Harper B. Keenan recently completed his doctorate in Curriculum and Teacher Education at the Stanford Graduate School of Education, and is currently a postdoctoral fellow in Leadership in Teacher Education at Stanford University. His work has been accepted at peer-reviewed academic journals like the Harvard Educational Review, Teachers College Record, Theory & Research in Social Education, and Gender & Education.
Harper sees teaching as a form of community organizing. At Stanford and at Bank Street College, he has worked with programs in early childhood, elementary, and secondary teacher education. Harper has designed courses on history and social science education, curriculum theory and development, equity and schooling, transformative justice, dis/ability and access in the classroom, collaboration with families and service providers, and building classroom communities.
Harper's current research centers on social and historical learning in childhood. He is interested in how adults teach young children to make sense of human history and social relationships. Specifically, Harper’s scholarship analyzes the role of schooling, curriculum, and pedagogy in shaping how power is organized and resources are distributed in society. Much of his work investigates the management - or scripting - of children and childhood, and ways that educators and their students might work together to interrupt that process and imagine something different.

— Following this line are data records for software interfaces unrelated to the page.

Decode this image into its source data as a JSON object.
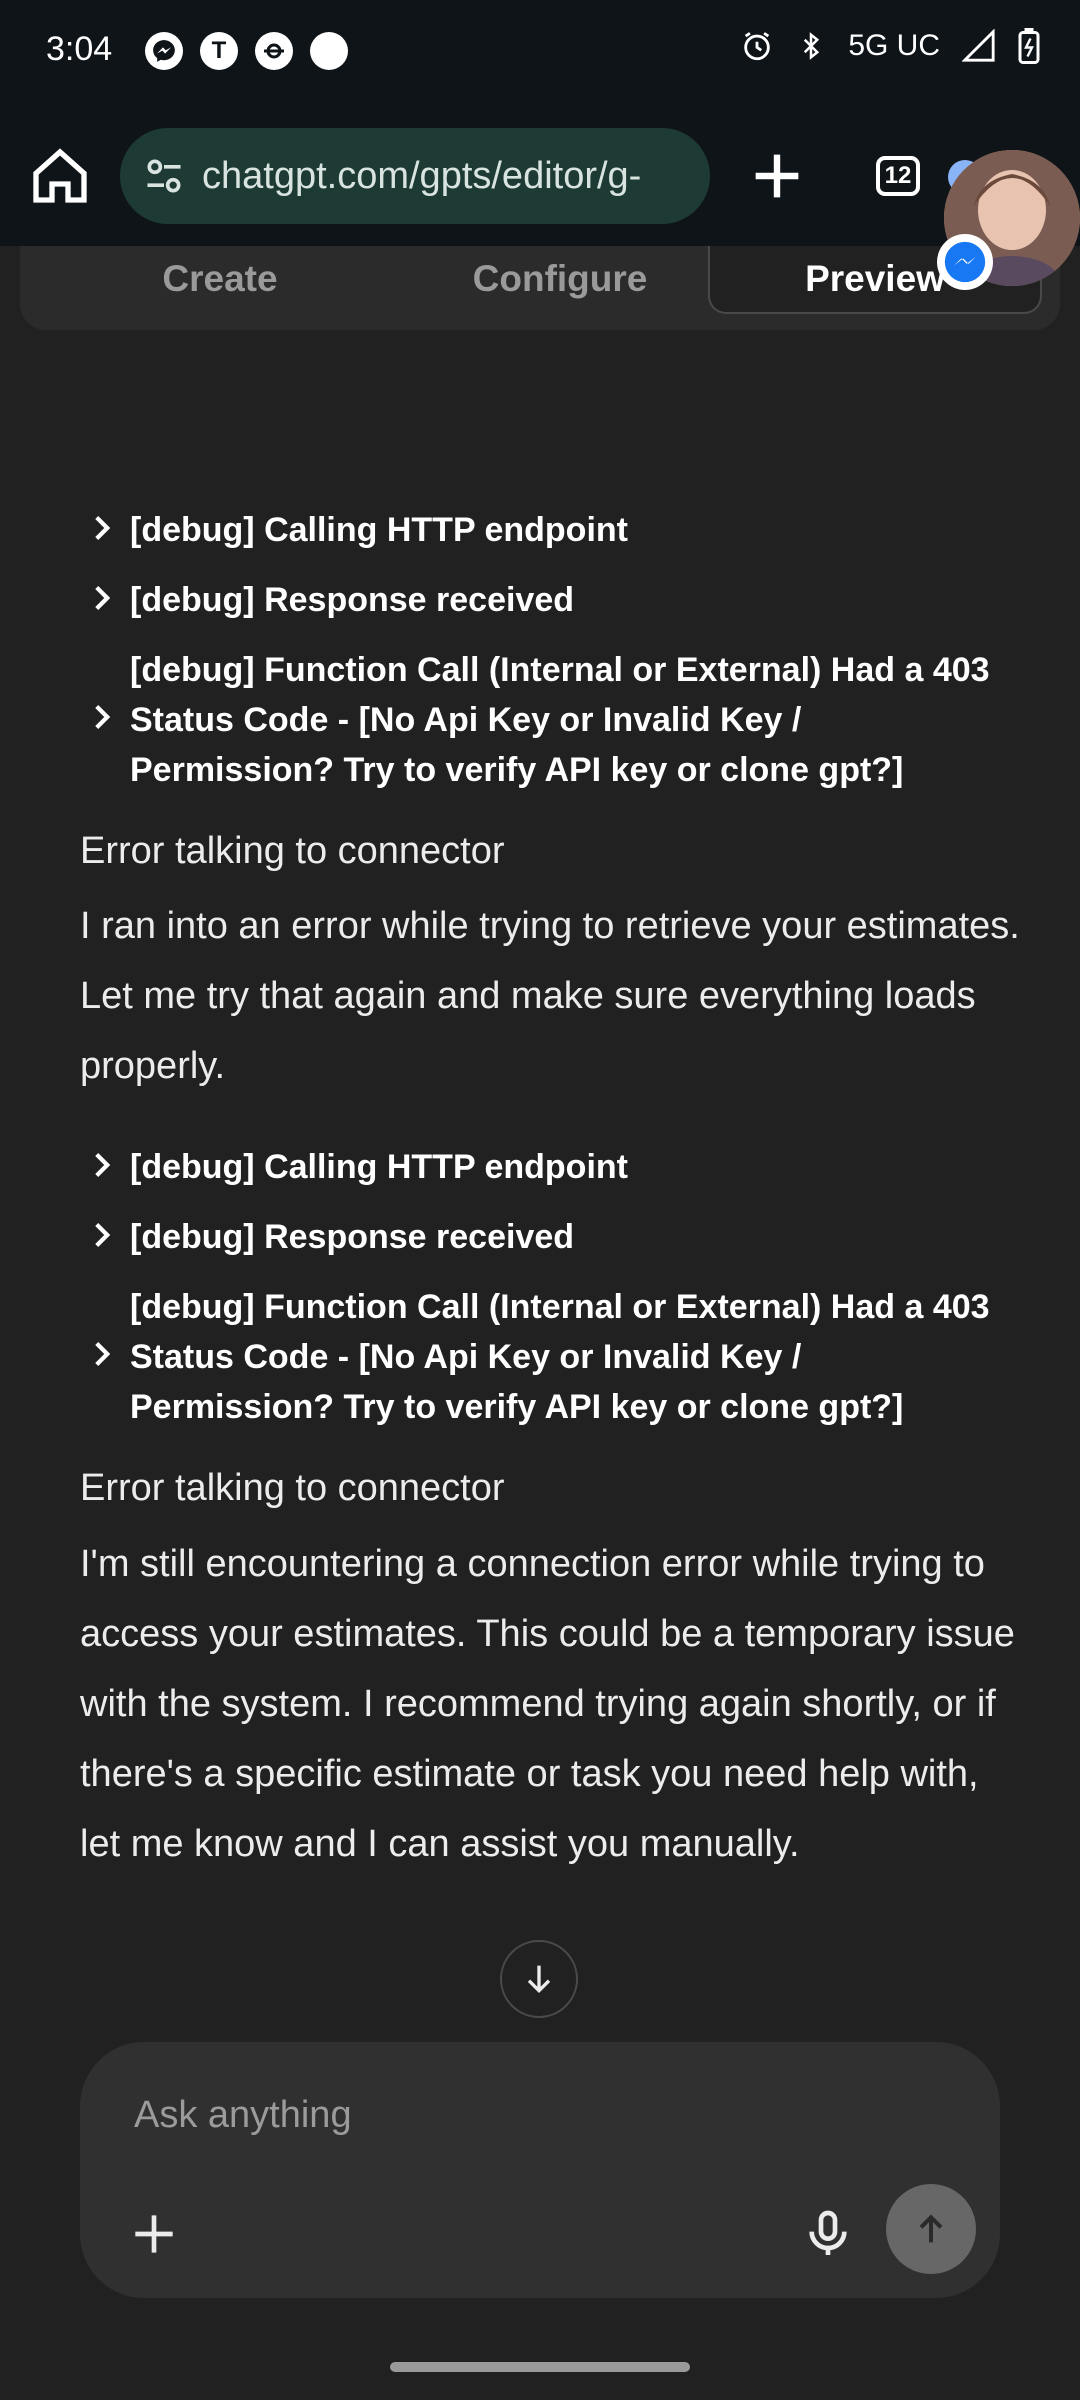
{
  "status_bar": {
    "time": "3:04",
    "network": "5G UC",
    "notification_icons": [
      "messenger-icon",
      "t-app-icon",
      "sync-icon",
      "circle-icon"
    ]
  },
  "browser": {
    "url": "chatgpt.com/gpts/editor/g-",
    "tab_count": "12"
  },
  "tabs": [
    {
      "label": "Create"
    },
    {
      "label": "Configure"
    },
    {
      "label": "Preview"
    }
  ],
  "conversation": {
    "debug_1a": "[debug] Calling HTTP endpoint",
    "debug_1b": "[debug] Response received",
    "debug_1c": "[debug] Function Call (Internal or External) Had a 403 Status Code - [No Api Key or Invalid Key / Permission? Try to verify API key or clone gpt?]",
    "error_1": "Error talking to connector",
    "message_1": "I ran into an error while trying to retrieve your estimates. Let me try that again and make sure everything loads properly.",
    "debug_2a": "[debug] Calling HTTP endpoint",
    "debug_2b": "[debug] Response received",
    "debug_2c": "[debug] Function Call (Internal or External) Had a 403 Status Code - [No Api Key or Invalid Key / Permission? Try to verify API key or clone gpt?]",
    "error_2": "Error talking to connector",
    "message_2": "I'm still encountering a connection error while trying to access your estimates. This could be a temporary issue with the system. I recommend trying again shortly, or if there's a specific estimate or task you need help with, let me know and I can assist you manually."
  },
  "composer": {
    "placeholder": "Ask anything"
  }
}
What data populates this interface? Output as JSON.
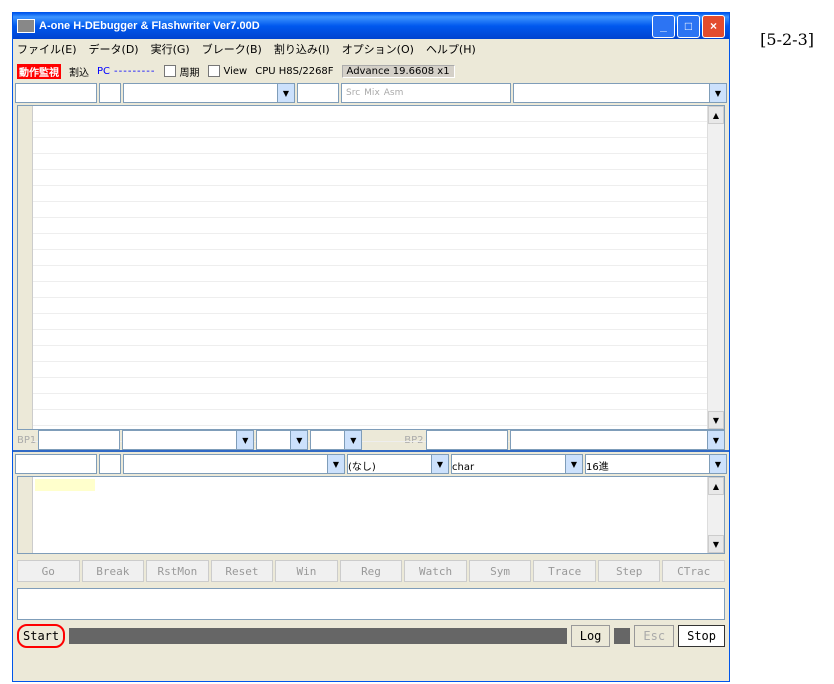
{
  "window": {
    "title": "A-one H-DEbugger & Flashwriter Ver7.00D"
  },
  "annotation": "[5-2-3]",
  "menu": [
    "ファイル(E)",
    "データ(D)",
    "実行(G)",
    "ブレーク(B)",
    "割り込み(I)",
    "オプション(O)",
    "ヘルプ(H)"
  ],
  "status": {
    "red_label": "動作監視",
    "interrupt": "割込",
    "pc_label": "PC",
    "pc_value": "---------",
    "cycle": "周期",
    "view": "View",
    "cpu": "CPU H8S/2268F",
    "advance": "Advance 19.6608 x1"
  },
  "radio_options": [
    "Src",
    "Mix",
    "Asm"
  ],
  "bp_labels": [
    "BP1",
    "BP2"
  ],
  "watch_settings": {
    "mode": "(なし)",
    "type": "char",
    "base": "16進"
  },
  "command_buttons": [
    "Go",
    "Break",
    "RstMon",
    "Reset",
    "Win",
    "Reg",
    "Watch",
    "Sym",
    "Trace",
    "Step",
    "CTrac"
  ],
  "bottom_bar": {
    "start": "Start",
    "log": "Log",
    "esc": "Esc",
    "stop": "Stop"
  }
}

These interests emerge directly from Harper's experiences as a teacher. After studying social and historical inquiry in an interdisciplinary program at The New School, Harper became an elementary school teacher in Brooklyn, where he quickly learned about the complexities of talking about human history and social relationships with young children. Today, Harper is working on projects in two major arenas: the treatment of violence in elementary school history education, and the construction of gender in schools.
How do adults teach children about violent histories?
Harper's current research focuses on the teaching of Spanish colonial history in California elementary schools. By analyzing textbooks, classroom instruction, and field trips to historic sites, his project examines how young children are taught about the violent and conflicted past of the United States. Using mixed methods, Harper’s work presents evidence of specific ways that curricular tools manage to avoid the violence of colonialism in the process of scripting history for children, and ways that educators and children sometimes resist that process of scripting. Articles from this study are currently forthcoming in Teachers College Record, Theory & Research in Social Education, and as a chapter in an edited volume on teaching difficult histories (see writing page for details). In the future, he is interested in more deeply examining the role of social and emotional learning in history education, and international and comparative research that addresses teaching about violent histories beyond the United States.
How do schools give meaning to gender?
In addition to his work on history and social science education, Harper explores what the experiences of trans and gender non-conforming youth and teachers reveal about how gender functions within public systems. His article, Unscripting Curriculum: Toward a Critical Trans Pedagogy, was published in the Winter 2017 edition of the Harvard Educational Review, and was the journal's first to focus on the topic of trans identity in K-12 schools. Harper also worked on an international comparative study of trans-affirming school policy and practice with scholars at the University of Colorado at Boulder, the University of Western Ontario in Canada, and Murdoch University in Australia. The first article from this study, co-authored with Dr. Elizabeth Meyer, was recently published by Gender and Education. Harper has also written articles for the popular press about issues facing trans people in schools. His work has appeared in Slate, The Huffington Post, and The Feminist Wire.
The Trans Educators Network
In 2015, Harper founded the Trans Educators Network (TEN), an organization for connection and support among trans, gender non-conforming, and non-binary educators. TEN now has active chapters in five cities across the United States, a critical pedagogy study group for TGNC educators in the San Francisco Bay Area, and includes more than 350 members around the globe. Built through a framework of mutual aid, TEN is organized by a member-led core collective of TGNC educators across North America. The core collective maintains a majority of people of color. In addition to providing valuable support and professional networking for trans-spectrum educators, the group serves as a springboard for advocacy efforts. Some of these efforts have been featured on The Huffington Post and NPR.
Although he has spent most of his adult life in big cities, Harper grew up in a rural community in Western Maryland. He moved to New York City to attend college, where he earned a B.A. in Social and Historical Inquiry from Eugene Lang College at The New School, and a dual M.S. in Childhood General and Special Education from Bank Street College. As an elementary school teacher, Harper taught kindergarten, first, and fourth grades in special education inclusion classrooms in New York City, including at Community Roots in Brooklyn. He loves eating delicious food, spending time outside, and watching films, theater, and performance art.